Work instruction >>
The entries below should be written out again exactly as they stand.

━━━━━━

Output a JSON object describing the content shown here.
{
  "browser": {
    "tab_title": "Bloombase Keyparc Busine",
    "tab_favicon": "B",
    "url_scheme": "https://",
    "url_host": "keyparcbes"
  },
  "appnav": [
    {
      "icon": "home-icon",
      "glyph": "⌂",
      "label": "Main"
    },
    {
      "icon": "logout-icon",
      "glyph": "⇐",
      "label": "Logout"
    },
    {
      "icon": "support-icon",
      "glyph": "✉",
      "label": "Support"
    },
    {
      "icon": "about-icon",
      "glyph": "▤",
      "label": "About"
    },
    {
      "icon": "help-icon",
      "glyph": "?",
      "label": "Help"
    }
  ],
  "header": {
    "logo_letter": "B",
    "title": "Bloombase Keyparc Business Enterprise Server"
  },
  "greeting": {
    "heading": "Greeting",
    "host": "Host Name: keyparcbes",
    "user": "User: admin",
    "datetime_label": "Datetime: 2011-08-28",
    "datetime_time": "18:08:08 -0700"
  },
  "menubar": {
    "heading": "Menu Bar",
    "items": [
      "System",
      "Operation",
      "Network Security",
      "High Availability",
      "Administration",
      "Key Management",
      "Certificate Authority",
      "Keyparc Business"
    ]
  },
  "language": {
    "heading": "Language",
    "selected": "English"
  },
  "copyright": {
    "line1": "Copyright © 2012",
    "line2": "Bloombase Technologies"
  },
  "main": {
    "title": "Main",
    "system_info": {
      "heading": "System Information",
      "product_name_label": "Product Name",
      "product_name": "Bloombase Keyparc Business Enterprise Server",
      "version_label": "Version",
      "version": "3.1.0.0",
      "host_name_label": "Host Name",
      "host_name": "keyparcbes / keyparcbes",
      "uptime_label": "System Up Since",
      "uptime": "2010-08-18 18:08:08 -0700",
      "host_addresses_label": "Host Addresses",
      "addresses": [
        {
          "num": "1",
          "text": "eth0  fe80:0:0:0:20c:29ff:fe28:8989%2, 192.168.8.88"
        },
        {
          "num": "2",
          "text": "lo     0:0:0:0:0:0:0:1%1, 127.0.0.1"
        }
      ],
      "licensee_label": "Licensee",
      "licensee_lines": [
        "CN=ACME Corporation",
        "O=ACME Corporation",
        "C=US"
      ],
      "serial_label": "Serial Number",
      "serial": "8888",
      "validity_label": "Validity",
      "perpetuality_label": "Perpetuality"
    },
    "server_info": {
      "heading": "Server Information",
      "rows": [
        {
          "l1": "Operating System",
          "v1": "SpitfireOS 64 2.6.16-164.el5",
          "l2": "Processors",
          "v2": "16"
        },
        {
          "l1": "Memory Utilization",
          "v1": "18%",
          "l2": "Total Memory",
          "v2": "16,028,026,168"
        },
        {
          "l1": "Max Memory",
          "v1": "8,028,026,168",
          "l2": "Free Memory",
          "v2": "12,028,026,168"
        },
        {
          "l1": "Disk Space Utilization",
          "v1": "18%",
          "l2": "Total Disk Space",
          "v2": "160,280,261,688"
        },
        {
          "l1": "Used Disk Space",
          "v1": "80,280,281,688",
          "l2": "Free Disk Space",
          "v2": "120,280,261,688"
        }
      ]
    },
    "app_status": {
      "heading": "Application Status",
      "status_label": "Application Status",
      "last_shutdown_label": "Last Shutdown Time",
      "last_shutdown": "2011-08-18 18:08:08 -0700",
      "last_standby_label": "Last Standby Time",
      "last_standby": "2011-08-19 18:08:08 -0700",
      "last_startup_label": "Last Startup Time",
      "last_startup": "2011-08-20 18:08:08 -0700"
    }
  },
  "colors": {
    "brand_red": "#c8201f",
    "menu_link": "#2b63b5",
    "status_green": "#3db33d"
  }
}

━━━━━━

Reply >>
Output a JSON object describing the content shown here.
{
  "browser": {
    "tab_title": "Bloombase Keyparc Busine",
    "tab_favicon": "B",
    "url_scheme": "https://",
    "url_host": "keyparcbes"
  },
  "appnav": [
    {
      "icon": "home-icon",
      "glyph": "⌂",
      "label": "Main"
    },
    {
      "icon": "logout-icon",
      "glyph": "⇐",
      "label": "Logout"
    },
    {
      "icon": "support-icon",
      "glyph": "✉",
      "label": "Support"
    },
    {
      "icon": "about-icon",
      "glyph": "▤",
      "label": "About"
    },
    {
      "icon": "help-icon",
      "glyph": "?",
      "label": "Help"
    }
  ],
  "header": {
    "logo_letter": "B",
    "title": "Bloombase Keyparc Business Enterprise Server"
  },
  "greeting": {
    "heading": "Greeting",
    "host": "Host Name: keyparcbes",
    "user": "User: admin",
    "datetime_label": "Datetime: 2011-08-28",
    "datetime_time": "18:08:08 -0700"
  },
  "menubar": {
    "heading": "Menu Bar",
    "items": [
      "System",
      "Operation",
      "Network Security",
      "High Availability",
      "Administration",
      "Key Management",
      "Certificate Authority",
      "Keyparc Business"
    ]
  },
  "language": {
    "heading": "Language",
    "selected": "English"
  },
  "copyright": {
    "line1": "Copyright © 2012",
    "line2": "Bloombase Technologies"
  },
  "main": {
    "title": "Main",
    "system_info": {
      "heading": "System Information",
      "product_name_label": "Product Name",
      "product_name": "Bloombase Keyparc Business Enterprise Server",
      "version_label": "Version",
      "version": "3.1.0.0",
      "host_name_label": "Host Name",
      "host_name": "keyparcbes / keyparcbes",
      "uptime_label": "System Up Since",
      "uptime": "2010-08-18 18:08:08 -0700",
      "host_addresses_label": "Host Addresses",
      "addresses": [
        {
          "num": "1",
          "text": "eth0  fe80:0:0:0:20c:29ff:fe28:8989%2, 192.168.8.88"
        },
        {
          "num": "2",
          "text": "lo     0:0:0:0:0:0:0:1%1, 127.0.0.1"
        }
      ],
      "licensee_label": "Licensee",
      "licensee_lines": [
        "CN=ACME Corporation",
        "O=ACME Corporation",
        "C=US"
      ],
      "serial_label": "Serial Number",
      "serial": "8888",
      "validity_label": "Validity",
      "perpetuality_label": "Perpetuality"
    },
    "server_info": {
      "heading": "Server Information",
      "rows": [
        {
          "l1": "Operating System",
          "v1": "SpitfireOS 64 2.6.16-164.el5",
          "l2": "Processors",
          "v2": "16"
        },
        {
          "l1": "Memory Utilization",
          "v1": "18%",
          "l2": "Total Memory",
          "v2": "16,028,026,168"
        },
        {
          "l1": "Max Memory",
          "v1": "8,028,026,168",
          "l2": "Free Memory",
          "v2": "12,028,026,168"
        },
        {
          "l1": "Disk Space Utilization",
          "v1": "18%",
          "l2": "Total Disk Space",
          "v2": "160,280,261,688"
        },
        {
          "l1": "Used Disk Space",
          "v1": "80,280,281,688",
          "l2": "Free Disk Space",
          "v2": "120,280,261,688"
        }
      ]
    },
    "app_status": {
      "heading": "Application Status",
      "status_label": "Application Status",
      "last_shutdown_label": "Last Shutdown Time",
      "last_shutdown": "2011-08-18 18:08:08 -0700",
      "last_standby_label": "Last Standby Time",
      "last_standby": "2011-08-19 18:08:08 -0700",
      "last_startup_label": "Last Startup Time",
      "last_startup": "2011-08-20 18:08:08 -0700"
    }
  },
  "colors": {
    "brand_red": "#c8201f",
    "menu_link": "#2b63b5",
    "status_green": "#3db33d"
  }
}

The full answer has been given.